[Stored entries]
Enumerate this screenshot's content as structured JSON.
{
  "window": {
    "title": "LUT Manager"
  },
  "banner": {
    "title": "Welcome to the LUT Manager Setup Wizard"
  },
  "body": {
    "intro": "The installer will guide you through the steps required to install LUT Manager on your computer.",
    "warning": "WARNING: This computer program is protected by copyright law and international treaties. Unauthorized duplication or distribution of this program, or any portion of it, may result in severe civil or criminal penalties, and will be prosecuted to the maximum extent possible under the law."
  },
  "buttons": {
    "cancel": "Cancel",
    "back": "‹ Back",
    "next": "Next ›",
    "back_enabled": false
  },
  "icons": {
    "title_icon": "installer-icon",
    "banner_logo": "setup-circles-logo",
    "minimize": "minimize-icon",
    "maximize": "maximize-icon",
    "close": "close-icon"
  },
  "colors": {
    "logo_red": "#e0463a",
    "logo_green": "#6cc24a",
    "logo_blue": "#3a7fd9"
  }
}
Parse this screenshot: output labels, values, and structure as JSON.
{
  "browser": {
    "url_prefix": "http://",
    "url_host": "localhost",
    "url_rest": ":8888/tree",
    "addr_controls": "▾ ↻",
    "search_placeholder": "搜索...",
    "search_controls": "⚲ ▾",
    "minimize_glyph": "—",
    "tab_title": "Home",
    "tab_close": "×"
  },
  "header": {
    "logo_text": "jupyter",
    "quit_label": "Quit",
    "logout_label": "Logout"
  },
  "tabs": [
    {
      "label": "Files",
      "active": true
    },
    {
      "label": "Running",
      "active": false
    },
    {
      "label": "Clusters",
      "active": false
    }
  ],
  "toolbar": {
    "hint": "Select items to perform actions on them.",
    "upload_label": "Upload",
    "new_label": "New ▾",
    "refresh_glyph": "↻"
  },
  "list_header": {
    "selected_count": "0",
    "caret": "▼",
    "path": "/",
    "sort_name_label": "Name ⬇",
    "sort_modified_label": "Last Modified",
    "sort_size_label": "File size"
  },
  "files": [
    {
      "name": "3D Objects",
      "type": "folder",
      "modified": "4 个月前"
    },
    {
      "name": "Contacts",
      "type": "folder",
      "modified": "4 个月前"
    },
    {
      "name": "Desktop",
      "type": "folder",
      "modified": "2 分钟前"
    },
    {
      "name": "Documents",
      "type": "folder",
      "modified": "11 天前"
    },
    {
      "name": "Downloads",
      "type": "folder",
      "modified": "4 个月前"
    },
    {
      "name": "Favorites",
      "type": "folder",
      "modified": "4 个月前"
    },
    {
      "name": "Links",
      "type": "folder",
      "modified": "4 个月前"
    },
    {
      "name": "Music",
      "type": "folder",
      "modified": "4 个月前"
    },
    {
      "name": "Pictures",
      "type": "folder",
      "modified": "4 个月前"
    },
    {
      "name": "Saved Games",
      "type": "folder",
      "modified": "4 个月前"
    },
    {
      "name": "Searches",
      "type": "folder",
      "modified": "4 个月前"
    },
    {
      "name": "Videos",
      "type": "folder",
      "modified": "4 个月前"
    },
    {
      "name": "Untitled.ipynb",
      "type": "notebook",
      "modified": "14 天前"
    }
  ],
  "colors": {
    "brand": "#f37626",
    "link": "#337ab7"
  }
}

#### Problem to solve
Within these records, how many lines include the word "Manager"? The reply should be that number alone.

#### Answer to the exercise
3